TASK DATA Start Marker

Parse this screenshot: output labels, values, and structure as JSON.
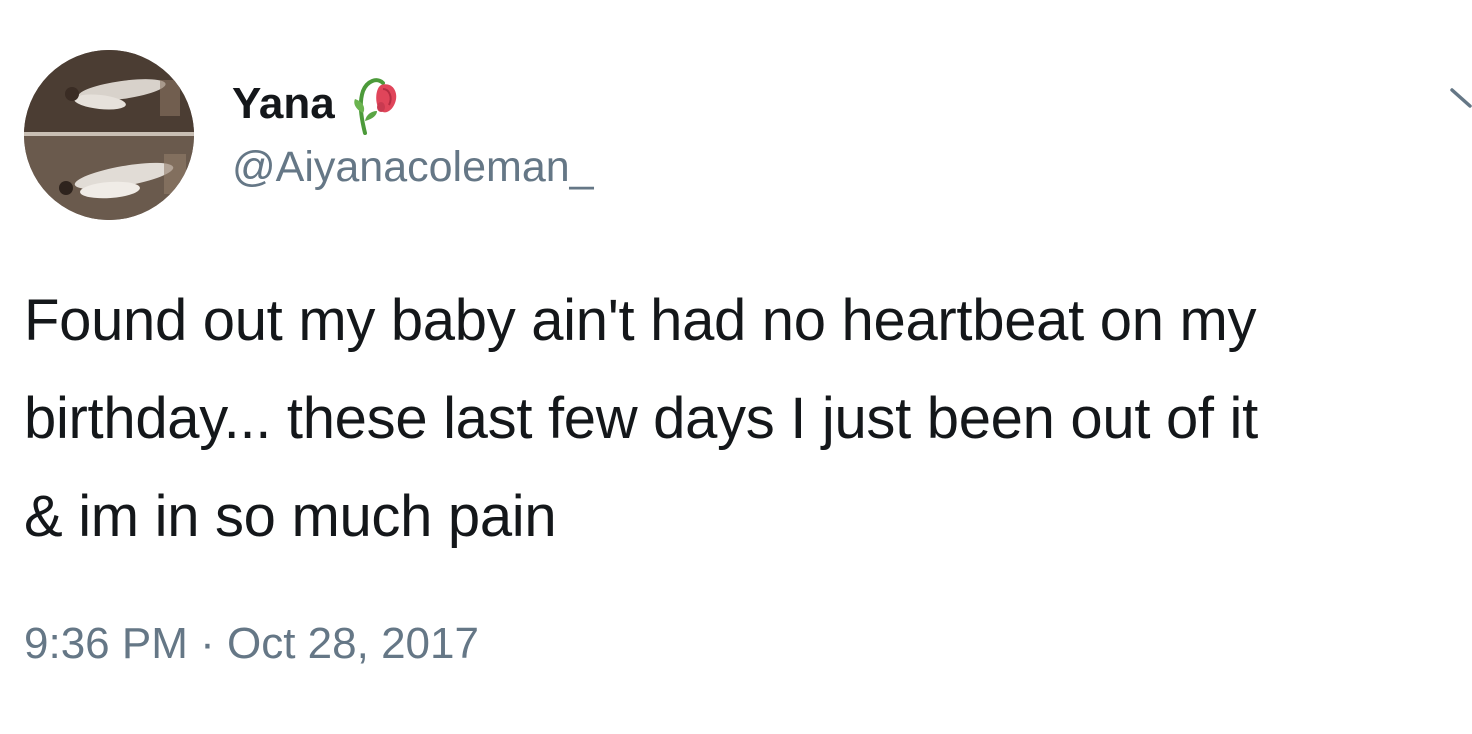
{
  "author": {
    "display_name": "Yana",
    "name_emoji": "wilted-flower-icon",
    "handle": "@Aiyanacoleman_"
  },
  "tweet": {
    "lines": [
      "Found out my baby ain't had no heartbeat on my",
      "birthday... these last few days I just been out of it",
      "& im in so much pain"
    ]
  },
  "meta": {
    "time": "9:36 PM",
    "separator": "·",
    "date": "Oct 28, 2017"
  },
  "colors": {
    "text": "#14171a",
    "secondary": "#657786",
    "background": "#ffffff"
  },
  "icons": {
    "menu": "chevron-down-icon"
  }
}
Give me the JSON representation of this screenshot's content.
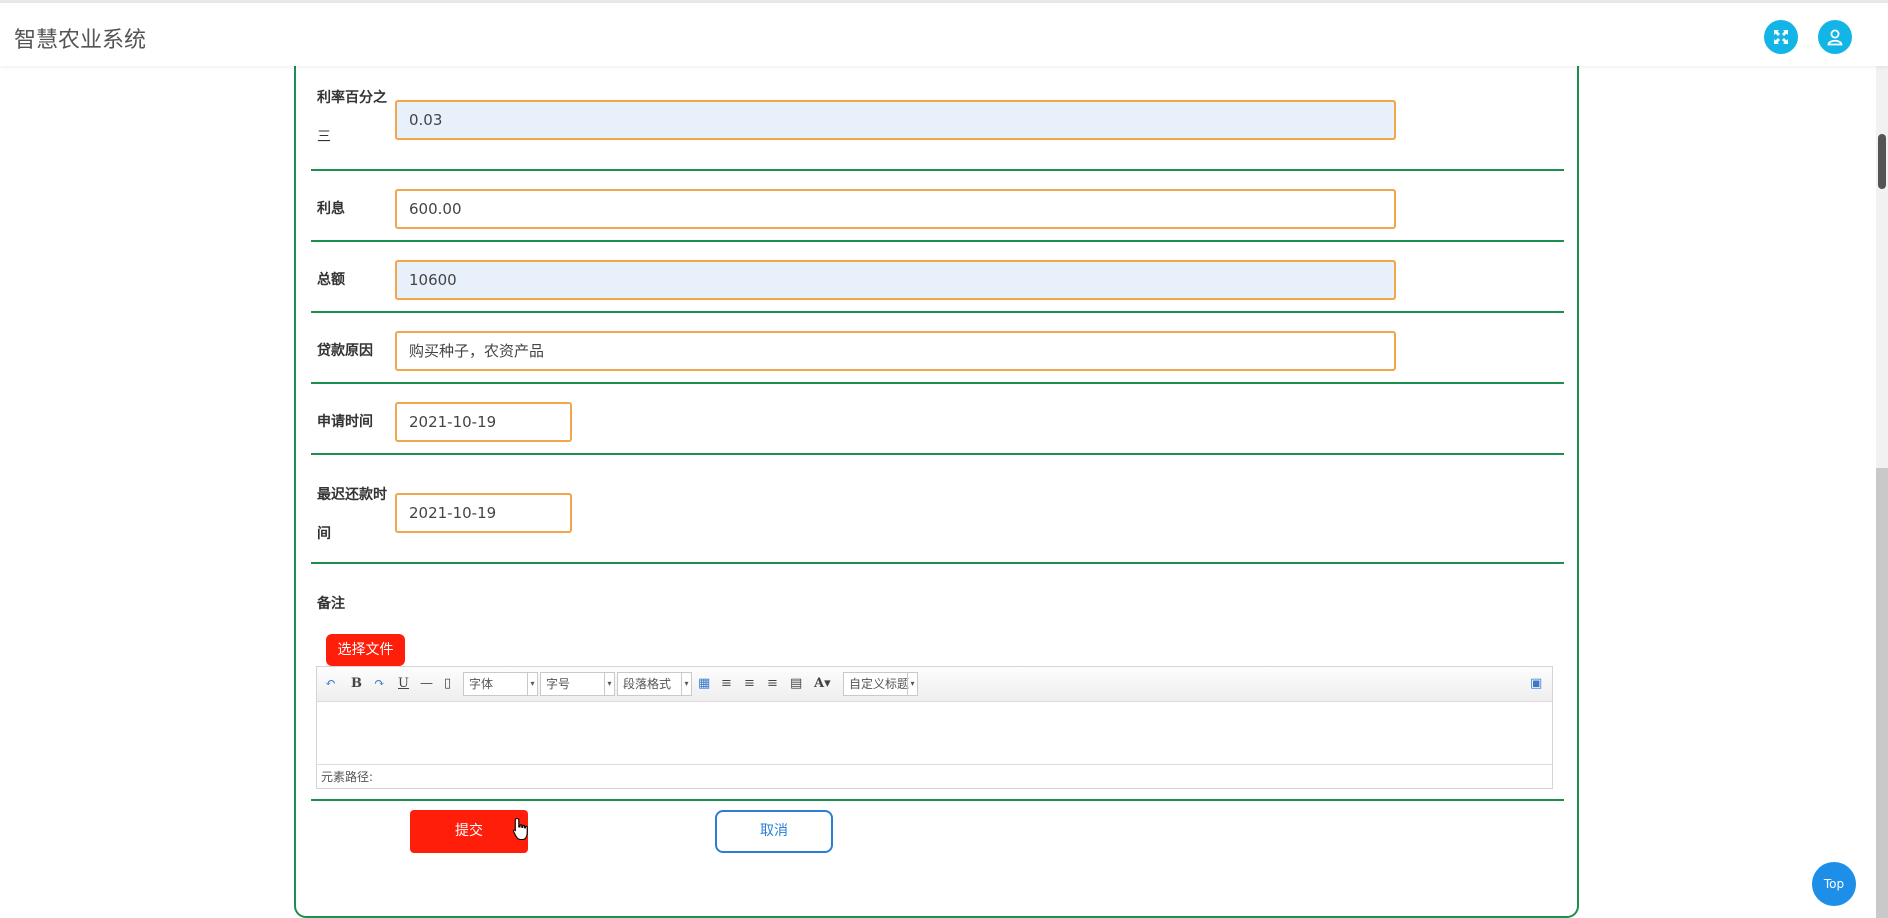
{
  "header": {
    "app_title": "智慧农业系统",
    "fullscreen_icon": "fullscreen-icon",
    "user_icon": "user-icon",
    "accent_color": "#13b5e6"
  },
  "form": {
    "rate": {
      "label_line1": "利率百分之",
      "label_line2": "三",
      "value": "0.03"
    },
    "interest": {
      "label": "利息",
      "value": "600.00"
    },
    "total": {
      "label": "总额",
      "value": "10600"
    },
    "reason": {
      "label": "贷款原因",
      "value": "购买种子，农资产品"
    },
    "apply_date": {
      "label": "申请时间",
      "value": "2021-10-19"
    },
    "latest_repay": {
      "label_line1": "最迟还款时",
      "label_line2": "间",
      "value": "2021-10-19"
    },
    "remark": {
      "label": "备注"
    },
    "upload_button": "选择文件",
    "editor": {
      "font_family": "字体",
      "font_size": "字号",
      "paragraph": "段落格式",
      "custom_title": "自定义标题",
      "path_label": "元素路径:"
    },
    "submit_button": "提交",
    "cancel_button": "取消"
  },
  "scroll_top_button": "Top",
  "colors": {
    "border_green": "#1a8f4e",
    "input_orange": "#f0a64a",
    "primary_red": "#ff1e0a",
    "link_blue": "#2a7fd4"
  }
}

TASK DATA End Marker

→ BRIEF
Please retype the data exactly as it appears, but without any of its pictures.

→ EXERCISE ANSWER
Parse this screenshot: output labels, values, and structure as JSON.
{
  "author": {
    "display_name": "Yana",
    "name_emoji": "wilted-flower-icon",
    "handle": "@Aiyanacoleman_"
  },
  "tweet": {
    "lines": [
      "Found out my baby ain't had no heartbeat on my",
      "birthday... these last few days I just been out of it",
      "& im in so much pain"
    ]
  },
  "meta": {
    "time": "9:36 PM",
    "separator": "·",
    "date": "Oct 28, 2017"
  },
  "colors": {
    "text": "#14171a",
    "secondary": "#657786",
    "background": "#ffffff"
  },
  "icons": {
    "menu": "chevron-down-icon"
  }
}
Give me the JSON representation of this screenshot's content.
{
  "header": {
    "app_title": "智慧农业系统",
    "fullscreen_icon": "fullscreen-icon",
    "user_icon": "user-icon",
    "accent_color": "#13b5e6"
  },
  "form": {
    "rate": {
      "label_line1": "利率百分之",
      "label_line2": "三",
      "value": "0.03"
    },
    "interest": {
      "label": "利息",
      "value": "600.00"
    },
    "total": {
      "label": "总额",
      "value": "10600"
    },
    "reason": {
      "label": "贷款原因",
      "value": "购买种子，农资产品"
    },
    "apply_date": {
      "label": "申请时间",
      "value": "2021-10-19"
    },
    "latest_repay": {
      "label_line1": "最迟还款时",
      "label_line2": "间",
      "value": "2021-10-19"
    },
    "remark": {
      "label": "备注"
    },
    "upload_button": "选择文件",
    "editor": {
      "font_family": "字体",
      "font_size": "字号",
      "paragraph": "段落格式",
      "custom_title": "自定义标题",
      "path_label": "元素路径:"
    },
    "submit_button": "提交",
    "cancel_button": "取消"
  },
  "scroll_top_button": "Top",
  "colors": {
    "border_green": "#1a8f4e",
    "input_orange": "#f0a64a",
    "primary_red": "#ff1e0a",
    "link_blue": "#2a7fd4"
  }
}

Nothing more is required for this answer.